In three months of stalling, more than 700 refugees’ flights were canceled.
“I am confounded by his betrayal of a key promise to those of us who voted him into office,” Sheila Joiner, advocacy coordinator for We Welcome Refugees, told CT. “There has been a groundswell of support from the resettlement agencies that welcome refugees, the faith communities and local organizations that partner with them, and individual advocates. We are ready to put action to our words; we just need President Biden to keep his promise.”
Maintaining a consistent witness
According to some political reporting, Biden and his advisers were concerned about mounting attacks from conservatives accusing the Democrats of throwing open US borders and creating chaos with an apparent open invitation to come to America.
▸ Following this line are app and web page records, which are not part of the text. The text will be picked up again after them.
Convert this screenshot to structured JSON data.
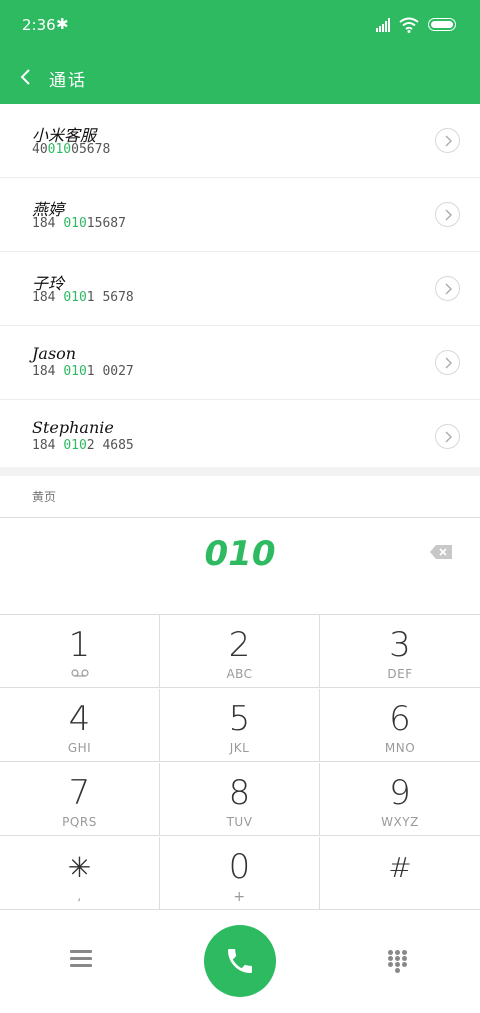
{
  "status_bar": {
    "time": "2:36",
    "bluetooth_glyph": "✱"
  },
  "header": {
    "title": "通话"
  },
  "results": [
    {
      "name": "小米客服",
      "number_pre": "40",
      "number_match": "010",
      "number_post": "05678"
    },
    {
      "name": "燕婷",
      "number_pre": "184 ",
      "number_match": "010",
      "number_post": "15687"
    },
    {
      "name": "子玲",
      "number_pre": "184 ",
      "number_match": "010",
      "number_post": "1 5678"
    },
    {
      "name": "Jason",
      "number_pre": "184 ",
      "number_match": "010",
      "number_post": "1 0027"
    },
    {
      "name": "Stephanie",
      "number_pre": "184 ",
      "number_match": "010",
      "number_post": "2 4685"
    }
  ],
  "section_label": "黄页",
  "dialer": {
    "digits": "010"
  },
  "keypad": [
    {
      "digit": "1",
      "letters": ""
    },
    {
      "digit": "2",
      "letters": "ABC"
    },
    {
      "digit": "3",
      "letters": "DEF"
    },
    {
      "digit": "4",
      "letters": "GHI"
    },
    {
      "digit": "5",
      "letters": "JKL"
    },
    {
      "digit": "6",
      "letters": "MNO"
    },
    {
      "digit": "7",
      "letters": "PQRS"
    },
    {
      "digit": "8",
      "letters": "TUV"
    },
    {
      "digit": "9",
      "letters": "WXYZ"
    },
    {
      "digit": "✳",
      "letters": ","
    },
    {
      "digit": "0",
      "letters": "+"
    },
    {
      "digit": "#",
      "letters": ""
    }
  ],
  "colors": {
    "accent": "#2dba61",
    "divider": "#dddddd",
    "text": "#333333"
  },
  "icons": {
    "back": "chevron-left-icon",
    "detail": "chevron-right-circle-icon",
    "delete": "backspace-icon",
    "menu": "menu-icon",
    "call": "phone-icon",
    "keypad": "dialpad-icon",
    "voicemail": "voicemail-icon"
  }
}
Though immigration is handled separately from asylum seekers and asylum seekers are separate from the refugee program, the political professionals were reportedly less concerned about the technical issues of administration and more about the optics.
Soerens noted that the order not to increase the number of refugees accepted to the US came a week after a poll found that refugee resettlement was less popular than everything else on Biden’s immediate agenda. For decades, support for refugee resettlement was mostly bipartisan and received especially strong support from evangelicals. In recent years, the topic has become more politically divisive, and many conservatives reject the idea that America should welcome any foreigners, even those fleeing oppression.
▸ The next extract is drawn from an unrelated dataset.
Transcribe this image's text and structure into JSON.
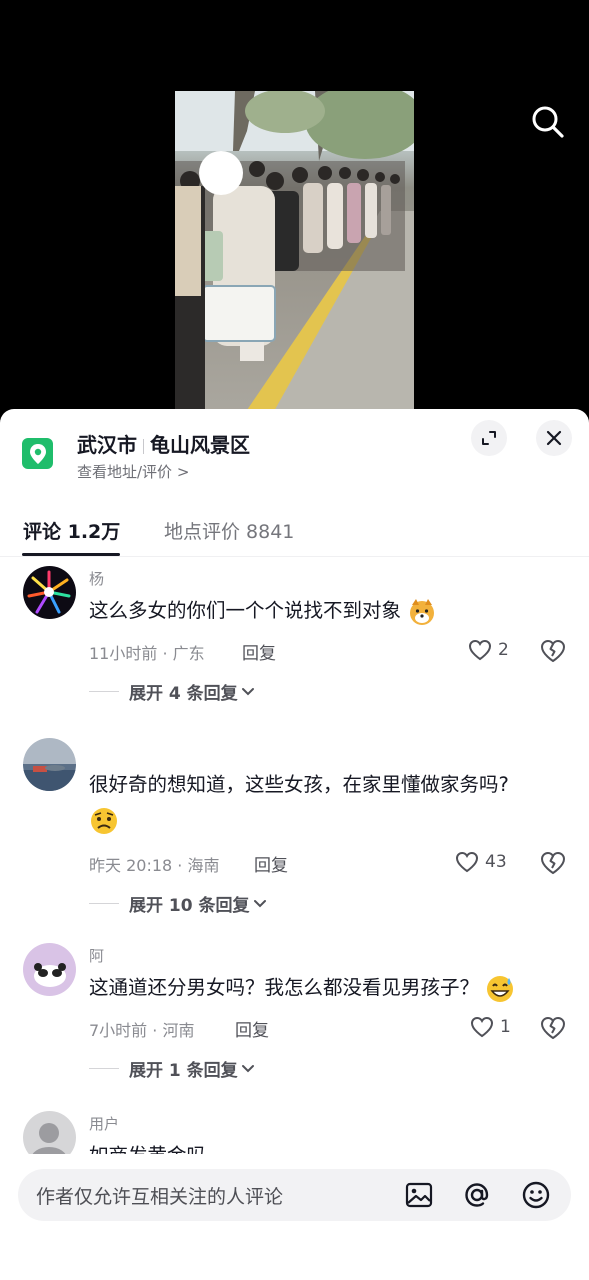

A 2018 poll showed only a quarter of white evangelicals believe the US has a responsibility to resettle refugees. That minority of evangelicals is well organized, though, and willing to speak up loudly.
“We have to maintain a consistent witness for what's right and for human dignity—which means it really doesn’t matter where any herd of politicians goes,” ERLC president Russell Moore told CT. “We have to be the people reminding ourselves and the outside world of the image of God in human beings, whether people want to hear that or not. That applies to unborn children and to Somali refugees. It applies to elderly people and the disabled. It applies to everybody.”
Evangelical advocates for refugees also see the US program as a way to help the persecuted church around the world. World Relief noted that under Trump, the number of Christian refugees who came to the US from the 50 countries on Open Doors USA’s World Watch List dropped from more than 18,000 in 2015 to fewer than 1,000 in 2020.
“A sensible immigration policy must start with those groups which are targeted and whose lives are in danger because they are a religious minority within their home country,” said David Curry, CEO of Open Doors USA. “Prioritizing the most endangered communities within immigration policy should be common sense, but has too often been overlooked.”
US Commission on International Religious Freedom vice chair Tony Perkins said that accepting refugees from religious persecution is one way the nation demonstrates its commitment to religious freedom. The US, he said in a statement, should be a safe haven for persecuted people from all over the world.
Biden’s flip-flop on refugees, however discouraging to advocates, did create an opportunity for Christians to speak up for human dignity. While leaders wait to see if Biden will follow through with his promise in May, they say last week’s temporary victory was still important.
“It feels like we're in a consequential moment,” said Walter Kim, president of the NAE, “which is challenging, but it's also a beautiful opportunity that, if the church could step into it, will really speak to the vitality of the gospel and what Jesus offers to this next generation in the decades to come.”